First-year student Damian Otchere of East Orange is fortunate. He has the benefit of an older sibling’s college experience to help guide his way. His sister graduated just this year from William Paterson University.
“My sister and I are also the first generation born in the U.S. Our parents didn’t graduate from college, but they always stressed the importance of education,” says Otchere, a musical theatre major whose father emigrated from Ghana. “My sister earned her degree, and now I’m going to do the same.”
Like Otchere, Sejour also has a roadmap to follow, thanks to his older sister and brother, both college graduates.
“By attending college, they gave me something to follow and people I can go to if I have questions or need help with something,” says Sejour.
Not all first-generation college students are so lucky. It’s one of the reasons Sejour is eager to encourage others coming up behind him and why he wanted to be
a peer leader. That eagerness helped him land the job at the 2015 Summer Academy – rare for a freshman.
“Dalvin is very disciplined, very focused,” says Jean. “He brings those same qualities to the table as a peer leader.”
Laying the foundation
Except for the application process and increased cost of higher education, the challenges facing today’s first-generation students are similar to those who’ve come before them. Alumnus Mike McCloskey, a 1978 graduate of Montclair State who grew up in Verona, viewed college in practical terms. His father passed away when he was very young, leaving his mother to raise five children alone. Money was tight and going to college was by no means a given.
“My mother was supportive, but her concern was always more about what kind of a person you were than whether you went to college. Being a good person was always the most important thing,” recalls McCloskey. “Even though I had older siblings who went to college, it wasn’t on my radar. In high school, I thought about becoming a carpenter. My guidance counselors said my grades were good enough that I should consider college, so I did.”
Since he needed to pay his own way through school, he worked part-time and lived at home, sometimes walking the five miles to campus when his car broke down. “School was like work, and I wanted to do a good job at it,” says McCloskey. “I took it seriously.”
After graduating cum laude with a degree in geoscience, McCloskey worked in the engineering and geotechnical fields before focusing on the environmental business. He currently serves as vice president for the Louis Berger Group Inc.
“My degree opened doors for me,” says McCloskey. “I wouldn’t have been able to achieve my current position without it. That, along with flexibility and a willingness to work hard, has paid off for me.”

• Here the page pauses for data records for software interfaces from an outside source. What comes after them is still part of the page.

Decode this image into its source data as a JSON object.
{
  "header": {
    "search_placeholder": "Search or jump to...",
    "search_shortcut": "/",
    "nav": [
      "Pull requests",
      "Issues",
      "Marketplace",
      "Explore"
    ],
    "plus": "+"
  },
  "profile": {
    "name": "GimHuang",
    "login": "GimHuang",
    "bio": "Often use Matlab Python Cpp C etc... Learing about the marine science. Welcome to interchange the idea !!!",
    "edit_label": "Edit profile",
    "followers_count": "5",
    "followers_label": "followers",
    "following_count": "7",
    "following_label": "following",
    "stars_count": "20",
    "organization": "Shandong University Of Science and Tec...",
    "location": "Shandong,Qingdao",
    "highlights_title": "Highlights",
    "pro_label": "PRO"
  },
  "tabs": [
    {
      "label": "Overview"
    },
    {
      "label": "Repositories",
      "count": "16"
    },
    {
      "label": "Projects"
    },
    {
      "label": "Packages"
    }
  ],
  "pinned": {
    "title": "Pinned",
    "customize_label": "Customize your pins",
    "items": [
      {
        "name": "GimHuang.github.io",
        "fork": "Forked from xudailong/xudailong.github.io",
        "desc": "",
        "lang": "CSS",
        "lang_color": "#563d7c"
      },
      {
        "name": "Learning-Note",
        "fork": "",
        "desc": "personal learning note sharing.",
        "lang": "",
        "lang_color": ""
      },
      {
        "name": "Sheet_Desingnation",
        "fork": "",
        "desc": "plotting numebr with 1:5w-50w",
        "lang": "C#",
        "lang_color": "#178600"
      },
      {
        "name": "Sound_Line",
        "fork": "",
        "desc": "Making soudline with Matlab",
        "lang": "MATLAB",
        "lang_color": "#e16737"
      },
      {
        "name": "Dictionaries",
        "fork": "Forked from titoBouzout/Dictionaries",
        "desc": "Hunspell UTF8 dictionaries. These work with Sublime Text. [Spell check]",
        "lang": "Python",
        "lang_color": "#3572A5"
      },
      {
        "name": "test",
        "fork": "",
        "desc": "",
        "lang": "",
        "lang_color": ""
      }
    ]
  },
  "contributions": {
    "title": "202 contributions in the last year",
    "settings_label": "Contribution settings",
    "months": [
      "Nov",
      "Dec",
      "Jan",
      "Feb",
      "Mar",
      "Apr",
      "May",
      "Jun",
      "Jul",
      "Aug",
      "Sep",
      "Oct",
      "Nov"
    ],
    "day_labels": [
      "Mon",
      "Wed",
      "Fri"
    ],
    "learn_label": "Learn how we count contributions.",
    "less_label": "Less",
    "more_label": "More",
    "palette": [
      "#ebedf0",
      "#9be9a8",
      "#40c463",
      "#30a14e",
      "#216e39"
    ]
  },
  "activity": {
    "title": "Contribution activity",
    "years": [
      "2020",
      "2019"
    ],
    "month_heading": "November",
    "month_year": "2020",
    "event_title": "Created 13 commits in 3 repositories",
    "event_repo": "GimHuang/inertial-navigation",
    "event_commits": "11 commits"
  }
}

Rising out of poverty
Bertha Diggs, associate director of Montclair State’s EOF program, can still remember vividly when she knew she would be the first person in her family to go to college.
“I realized in eighth grade we were very poor, and I made a conscious decision to attend college,” says Diggs, who earned a bachelor’s degree in 1972 and a master’s in ’73. “I decided that life had more to offer, and I wanted more. I also enrolled my sister who was four years younger than me.”
Her history teacher helped her get an interview at Glassboro College (now Rowan University) and that was her college search. Though a “B” student in high school, she made Glassboro’s Dean’s List with the support of its EOF program.
Diggs’ hard work, inspired by “the sting of poverty,” paid off. “It allowed me to obtain a degree, and the opportunity for upward mobility became a reality,” says Diggs, who now offers that kind of support to first-generation and other less advantaged students.
Paying it forward
In May, Sejour was chosen as a Fellow for America Needs You – New Jersey, a highly selective mentorship and career development program for first-generation college students.
Grateful for the support he’s receiving, he hopes to encourage others in his Irvington neighborhood, who often lack academic role models.
“It’s kind of setting an example for people in my hometown who didn’t take the same path as me,” he says. “At the end of the day, the investment you make in your education outweighs almost any other investment in your life.”